→ **Problem details**
Report each line of the entries below that includes "field".

=== Extracted records ===

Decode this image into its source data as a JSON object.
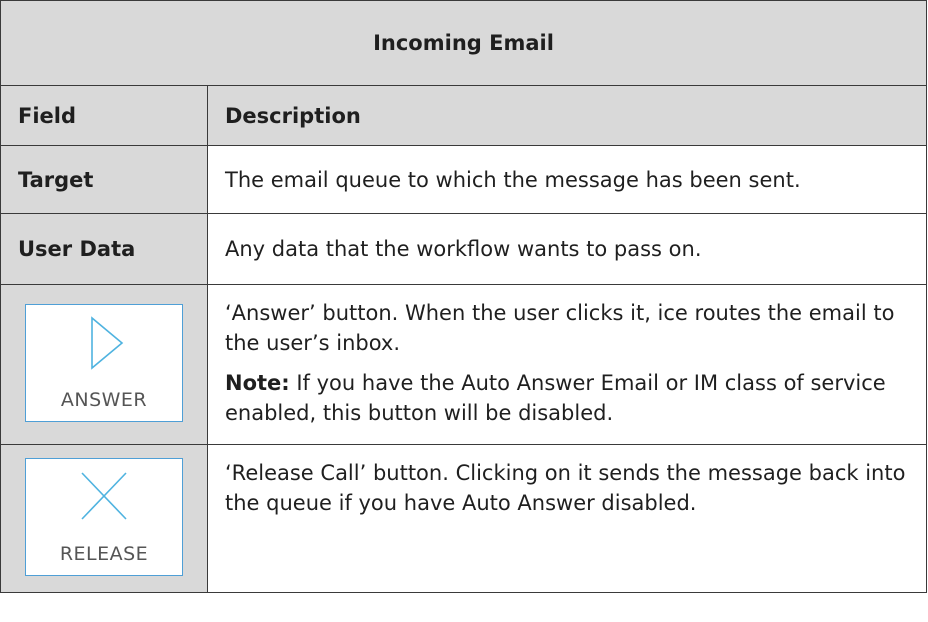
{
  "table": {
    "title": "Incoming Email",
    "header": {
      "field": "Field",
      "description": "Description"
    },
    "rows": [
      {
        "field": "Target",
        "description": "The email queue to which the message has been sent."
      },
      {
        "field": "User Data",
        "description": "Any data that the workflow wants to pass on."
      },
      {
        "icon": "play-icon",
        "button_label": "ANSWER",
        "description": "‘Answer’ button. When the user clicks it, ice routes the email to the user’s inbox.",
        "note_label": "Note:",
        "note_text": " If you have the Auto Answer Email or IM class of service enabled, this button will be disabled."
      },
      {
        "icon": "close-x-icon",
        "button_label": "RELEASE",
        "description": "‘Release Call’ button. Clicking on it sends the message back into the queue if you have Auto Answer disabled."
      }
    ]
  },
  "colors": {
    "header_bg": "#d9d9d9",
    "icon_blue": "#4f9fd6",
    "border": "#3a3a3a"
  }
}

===

→ **Answer**
      "field": "Field",
        "field": "Target",
        "field": "User Data",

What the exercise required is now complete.